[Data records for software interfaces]
____

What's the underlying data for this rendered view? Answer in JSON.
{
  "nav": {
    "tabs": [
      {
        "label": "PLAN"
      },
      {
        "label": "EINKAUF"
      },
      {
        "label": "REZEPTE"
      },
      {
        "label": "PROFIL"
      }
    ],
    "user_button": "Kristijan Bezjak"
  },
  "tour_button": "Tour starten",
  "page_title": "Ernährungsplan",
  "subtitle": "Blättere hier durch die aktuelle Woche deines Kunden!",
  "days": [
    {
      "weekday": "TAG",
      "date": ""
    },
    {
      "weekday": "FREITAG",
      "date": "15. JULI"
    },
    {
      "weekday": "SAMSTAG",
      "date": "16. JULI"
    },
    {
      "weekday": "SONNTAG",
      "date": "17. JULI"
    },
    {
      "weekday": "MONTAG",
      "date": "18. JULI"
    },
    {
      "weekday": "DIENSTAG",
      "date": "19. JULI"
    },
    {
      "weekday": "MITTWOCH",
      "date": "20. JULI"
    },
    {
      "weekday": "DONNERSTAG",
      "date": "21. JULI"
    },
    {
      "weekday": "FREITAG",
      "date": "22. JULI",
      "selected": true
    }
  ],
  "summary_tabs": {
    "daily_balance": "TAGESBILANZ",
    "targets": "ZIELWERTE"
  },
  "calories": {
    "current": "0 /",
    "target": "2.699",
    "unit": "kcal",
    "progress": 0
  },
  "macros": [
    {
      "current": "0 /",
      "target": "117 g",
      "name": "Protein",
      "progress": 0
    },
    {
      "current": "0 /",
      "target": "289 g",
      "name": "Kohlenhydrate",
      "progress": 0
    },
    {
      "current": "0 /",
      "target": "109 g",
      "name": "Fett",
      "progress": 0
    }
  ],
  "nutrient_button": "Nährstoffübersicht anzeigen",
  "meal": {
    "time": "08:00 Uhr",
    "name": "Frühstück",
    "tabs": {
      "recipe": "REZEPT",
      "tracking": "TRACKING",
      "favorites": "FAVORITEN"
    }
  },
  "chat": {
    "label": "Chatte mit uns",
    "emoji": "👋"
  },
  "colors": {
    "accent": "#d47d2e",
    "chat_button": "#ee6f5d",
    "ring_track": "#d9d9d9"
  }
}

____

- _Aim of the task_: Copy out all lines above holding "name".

- _Final answer_:
      "name": "Protein",
      "name": "Kohlenhydrate",
      "name": "Fett",
    "name": "Frühstück",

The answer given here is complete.